The second reason for keeping a journal is that, as written with the journal prompts pro- vided on page 70, it can be a great source of ideas. In your journal, you can write about what is important to you, your goals and aspirations, your values, and your take on everything from popular culture to current events. Coupled with the information you gather in your personal inventory, a journal is the perfect raw data from which to begin the essay writing process. Take a minimum of five min- utes a day to write or type something personal. In order to do that, you need to make the process as simple and painless as possible. Think about your habits, and which of the two help to write research paper journaling options best suits them. You can write in a book you have designated as your journal, or you can make journal entries on your computer, either in word processing documents, or in one of the many new online journal sites. If you are writing, get a journal that is small enough to carry with you everywhere you go.
Pick a time and place to write in your journal each day. If you are typing, set aside a specific time to journal. Open your journal document before going online to avoid distractions. If you are considering an online journal, visit www. Some sites require you to type entries while online, and others have downloadable diaries that may be added to at any time. A potential problem with these types of sites is the distractions. Consider trying some of the following prompts to shake up an existing journal, or to get you started on a new one. If you are new to journaling, find some paper, or open a word processor document, and write about yourself, the world as you see it, a good thing that happened today, a bad thing that happened today. The subjects are limitless, but remember to keep it about you. Use the following prompts to help you if you are stuck, or want some direction for your writing. Use as many details as possible to show, rather than tell, why they are so important to you. Be as personal as possible: how has the event changed your thinking? How has it impacted your daily life or your future plans? Did you learn something about yourself or the world? Are you a changed person because you took the risk?
Describe it in great detail and remember to keep it personal.
Recount the expe- rience as specifically as possible, using the five senses to detail it. Listen to a certain kind of music while studying or reading? Cook something for yourself when you are stressed out? Aside from the requisite world peace and clean environment, think about the day-to-day things that would make a difference to you.
Would your favorite band per- form free concerts at your school every Saturday?
Once you begin the essay writing stage, your journal will become an invaluable tool. It can help you to use the right tone, neither too casual nor too formal, so that your essay sounds like you. While rereading it, make note of the words you use and what your voice sounds like when you write. Also, coursework resources make note of the ideas and topics that hold your interest.
PERSONAL INVENTORY The personal inventory in this section is designed to help you mine your life for raw mate- rial that you can use in your essay. Although you should include as much information as possible in a college admissions essay, keep in mind a number of important qualities that readers are looking for. The qualities you will be rated in include: creative, original thoughts motivation self confidence independence, initiative intellectual ability What activities and experiences can you write about that highlight one or more of these? How can you show (rather than tell) in your essay that you have these qualities? List anything and everything that comes to mind for each section, leav- ing a few lines between each entry (so you can fill them out with details later). History Think back to your earliest memory, and go from there. Move chronologically, cat- aloguing events in your life, until you reach the most recent one(s). Spend the most time coursework resources on the past few years, unless you already know you will write about an event from your childhood. Achievements and Accomplishments List all awards or other commendations you have received (academic, extra-cur- ricular, etc. Include goals you have reached or accomplished, that coursework resources may not have been recognized by others. What has been important to you and your personal growth? Activities Outside the classroom, what have you spent your time doing?
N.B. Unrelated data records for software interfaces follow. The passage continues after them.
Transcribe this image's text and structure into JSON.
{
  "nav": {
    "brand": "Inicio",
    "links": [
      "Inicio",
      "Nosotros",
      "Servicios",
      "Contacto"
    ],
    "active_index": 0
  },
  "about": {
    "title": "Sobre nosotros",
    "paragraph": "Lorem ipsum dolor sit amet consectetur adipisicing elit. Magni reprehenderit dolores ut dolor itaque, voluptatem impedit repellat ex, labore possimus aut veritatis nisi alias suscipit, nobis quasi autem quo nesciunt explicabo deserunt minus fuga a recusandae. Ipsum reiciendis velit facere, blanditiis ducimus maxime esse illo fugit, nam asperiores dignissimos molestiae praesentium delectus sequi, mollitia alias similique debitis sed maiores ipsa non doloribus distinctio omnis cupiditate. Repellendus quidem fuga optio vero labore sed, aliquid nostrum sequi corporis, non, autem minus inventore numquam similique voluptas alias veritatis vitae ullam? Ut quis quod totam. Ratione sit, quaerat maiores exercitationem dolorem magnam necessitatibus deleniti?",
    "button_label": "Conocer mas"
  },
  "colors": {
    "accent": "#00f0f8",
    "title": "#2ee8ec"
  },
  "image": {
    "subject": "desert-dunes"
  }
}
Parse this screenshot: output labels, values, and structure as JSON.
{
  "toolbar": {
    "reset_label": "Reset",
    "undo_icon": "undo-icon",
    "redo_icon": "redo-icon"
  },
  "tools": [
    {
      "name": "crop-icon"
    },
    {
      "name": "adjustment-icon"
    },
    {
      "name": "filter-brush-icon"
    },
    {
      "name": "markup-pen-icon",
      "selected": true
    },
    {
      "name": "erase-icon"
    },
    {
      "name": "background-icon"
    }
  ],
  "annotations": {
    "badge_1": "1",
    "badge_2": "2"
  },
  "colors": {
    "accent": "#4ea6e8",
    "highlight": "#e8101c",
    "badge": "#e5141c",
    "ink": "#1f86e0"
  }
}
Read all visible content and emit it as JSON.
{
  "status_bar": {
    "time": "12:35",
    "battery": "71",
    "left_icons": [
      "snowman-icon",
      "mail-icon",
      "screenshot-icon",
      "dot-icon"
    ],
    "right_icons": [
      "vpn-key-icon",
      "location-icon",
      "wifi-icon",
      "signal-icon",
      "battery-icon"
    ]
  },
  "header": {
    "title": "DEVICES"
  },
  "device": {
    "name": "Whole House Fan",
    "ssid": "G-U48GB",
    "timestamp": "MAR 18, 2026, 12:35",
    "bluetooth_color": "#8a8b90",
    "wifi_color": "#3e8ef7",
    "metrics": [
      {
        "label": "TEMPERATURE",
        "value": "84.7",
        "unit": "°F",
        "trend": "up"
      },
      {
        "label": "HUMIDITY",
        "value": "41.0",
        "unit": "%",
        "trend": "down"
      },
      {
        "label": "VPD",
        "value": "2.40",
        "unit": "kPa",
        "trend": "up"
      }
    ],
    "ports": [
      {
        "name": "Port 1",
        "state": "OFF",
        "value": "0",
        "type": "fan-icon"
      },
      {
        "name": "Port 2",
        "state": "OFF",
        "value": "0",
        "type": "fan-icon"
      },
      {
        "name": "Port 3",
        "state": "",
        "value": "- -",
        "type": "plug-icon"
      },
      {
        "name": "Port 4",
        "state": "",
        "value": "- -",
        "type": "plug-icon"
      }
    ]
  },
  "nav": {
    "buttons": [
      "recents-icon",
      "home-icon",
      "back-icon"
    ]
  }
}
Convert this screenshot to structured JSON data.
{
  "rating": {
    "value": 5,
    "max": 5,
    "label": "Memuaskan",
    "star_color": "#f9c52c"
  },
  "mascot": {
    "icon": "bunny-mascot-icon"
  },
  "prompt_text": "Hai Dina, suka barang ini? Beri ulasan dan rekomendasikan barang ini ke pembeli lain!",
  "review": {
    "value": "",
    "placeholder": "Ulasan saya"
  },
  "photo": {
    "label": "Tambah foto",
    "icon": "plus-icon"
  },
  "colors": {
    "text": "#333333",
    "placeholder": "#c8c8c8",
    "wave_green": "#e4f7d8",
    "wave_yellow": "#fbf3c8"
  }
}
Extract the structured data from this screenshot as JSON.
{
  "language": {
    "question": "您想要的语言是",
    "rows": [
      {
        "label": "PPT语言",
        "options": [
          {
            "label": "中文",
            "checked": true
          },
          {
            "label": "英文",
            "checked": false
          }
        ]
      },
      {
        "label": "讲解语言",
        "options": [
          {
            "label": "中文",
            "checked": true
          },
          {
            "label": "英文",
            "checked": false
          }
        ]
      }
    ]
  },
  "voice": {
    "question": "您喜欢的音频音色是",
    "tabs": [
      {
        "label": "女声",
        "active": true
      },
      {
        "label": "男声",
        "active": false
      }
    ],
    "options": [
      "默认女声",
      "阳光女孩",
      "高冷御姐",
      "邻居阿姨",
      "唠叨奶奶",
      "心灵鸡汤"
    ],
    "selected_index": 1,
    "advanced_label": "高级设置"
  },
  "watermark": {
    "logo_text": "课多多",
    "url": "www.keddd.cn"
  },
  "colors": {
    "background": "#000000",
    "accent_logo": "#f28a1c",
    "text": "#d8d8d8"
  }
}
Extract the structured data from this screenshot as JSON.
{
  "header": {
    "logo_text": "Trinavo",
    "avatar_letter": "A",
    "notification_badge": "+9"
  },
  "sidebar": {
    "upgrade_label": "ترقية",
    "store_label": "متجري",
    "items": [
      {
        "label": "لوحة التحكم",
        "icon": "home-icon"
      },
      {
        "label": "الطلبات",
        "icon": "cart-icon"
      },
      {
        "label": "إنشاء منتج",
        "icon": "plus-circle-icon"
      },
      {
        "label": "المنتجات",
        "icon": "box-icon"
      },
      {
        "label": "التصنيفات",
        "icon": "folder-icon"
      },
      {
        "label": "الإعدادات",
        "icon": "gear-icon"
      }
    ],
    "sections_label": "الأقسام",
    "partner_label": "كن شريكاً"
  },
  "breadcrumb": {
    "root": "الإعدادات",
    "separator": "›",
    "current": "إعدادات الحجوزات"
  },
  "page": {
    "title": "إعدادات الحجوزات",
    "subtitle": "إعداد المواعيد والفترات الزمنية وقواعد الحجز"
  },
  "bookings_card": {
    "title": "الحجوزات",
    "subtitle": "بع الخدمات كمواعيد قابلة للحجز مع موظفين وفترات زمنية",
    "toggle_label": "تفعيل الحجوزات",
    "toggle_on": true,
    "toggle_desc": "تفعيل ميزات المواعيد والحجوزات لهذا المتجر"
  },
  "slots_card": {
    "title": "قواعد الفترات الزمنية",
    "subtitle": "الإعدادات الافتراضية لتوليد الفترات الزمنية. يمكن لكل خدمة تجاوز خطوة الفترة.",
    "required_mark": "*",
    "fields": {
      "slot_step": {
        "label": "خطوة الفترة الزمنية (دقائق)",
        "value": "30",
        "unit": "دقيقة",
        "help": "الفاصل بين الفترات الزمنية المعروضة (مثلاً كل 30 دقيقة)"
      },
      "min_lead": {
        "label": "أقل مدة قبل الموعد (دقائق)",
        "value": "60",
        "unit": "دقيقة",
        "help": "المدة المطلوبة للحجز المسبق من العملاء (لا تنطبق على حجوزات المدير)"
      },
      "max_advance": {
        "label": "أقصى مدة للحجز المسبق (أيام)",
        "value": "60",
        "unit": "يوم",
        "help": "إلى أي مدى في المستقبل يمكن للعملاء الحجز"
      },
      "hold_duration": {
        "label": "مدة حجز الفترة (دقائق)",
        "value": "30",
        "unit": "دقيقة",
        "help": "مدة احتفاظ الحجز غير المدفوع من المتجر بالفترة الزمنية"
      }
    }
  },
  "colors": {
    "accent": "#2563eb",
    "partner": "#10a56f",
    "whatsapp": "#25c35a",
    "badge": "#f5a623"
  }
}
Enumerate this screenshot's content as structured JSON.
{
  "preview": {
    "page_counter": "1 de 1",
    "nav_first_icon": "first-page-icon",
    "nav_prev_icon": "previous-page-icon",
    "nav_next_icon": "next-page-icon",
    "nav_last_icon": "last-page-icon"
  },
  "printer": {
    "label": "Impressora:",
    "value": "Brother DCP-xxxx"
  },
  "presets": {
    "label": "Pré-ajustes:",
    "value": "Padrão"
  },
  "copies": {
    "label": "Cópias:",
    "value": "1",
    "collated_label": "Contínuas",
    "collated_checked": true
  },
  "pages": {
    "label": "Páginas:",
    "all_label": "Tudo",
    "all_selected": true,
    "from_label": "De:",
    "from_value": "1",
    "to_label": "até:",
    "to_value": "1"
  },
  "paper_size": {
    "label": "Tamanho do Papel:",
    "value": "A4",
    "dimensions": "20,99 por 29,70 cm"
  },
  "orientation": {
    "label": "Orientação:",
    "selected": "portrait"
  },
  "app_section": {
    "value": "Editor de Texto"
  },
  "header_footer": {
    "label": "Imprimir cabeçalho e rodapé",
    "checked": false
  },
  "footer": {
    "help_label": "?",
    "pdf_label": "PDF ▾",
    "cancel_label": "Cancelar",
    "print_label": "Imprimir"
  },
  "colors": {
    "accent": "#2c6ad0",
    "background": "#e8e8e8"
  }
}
Why did you start the activity, and, if applicable, why do you continue with it? Remem- ber, many of these are listed in other places on your application.
Think about things you have done that are not mentioned elsewhere, or not given significant attention, on the rest of the application. Influences Make a list of the people, events, works of art, literature, and music that have affected you. You may want to ask friends and family members to help with this.
Passions What makes your blood boil or your heart beat faster? Is there a sports team you follow with fervor, a book you have read ten times, a topic of local, national, or global importance that gets you riled up? They include a free choice topic, which is often used for exit essays. The first five come from the Com- mon Application, which is currently accepted by over two hundred colleges and universi- ties. Schools that have their own applications often use these same topics as well. Evaluate a significant experience, achievement, risk you have taken, or ethical dilemma you have faced, and its impact on you. You are guaranteed to write an original essay if you focus on something that you alone expe- rienced or find significance in.
Writing an essay on what it felt like to drive a car alone for the first time, for instance, or why you enjoy preparing a favorite recipe, can show your creativity and your willingness to see the big picture.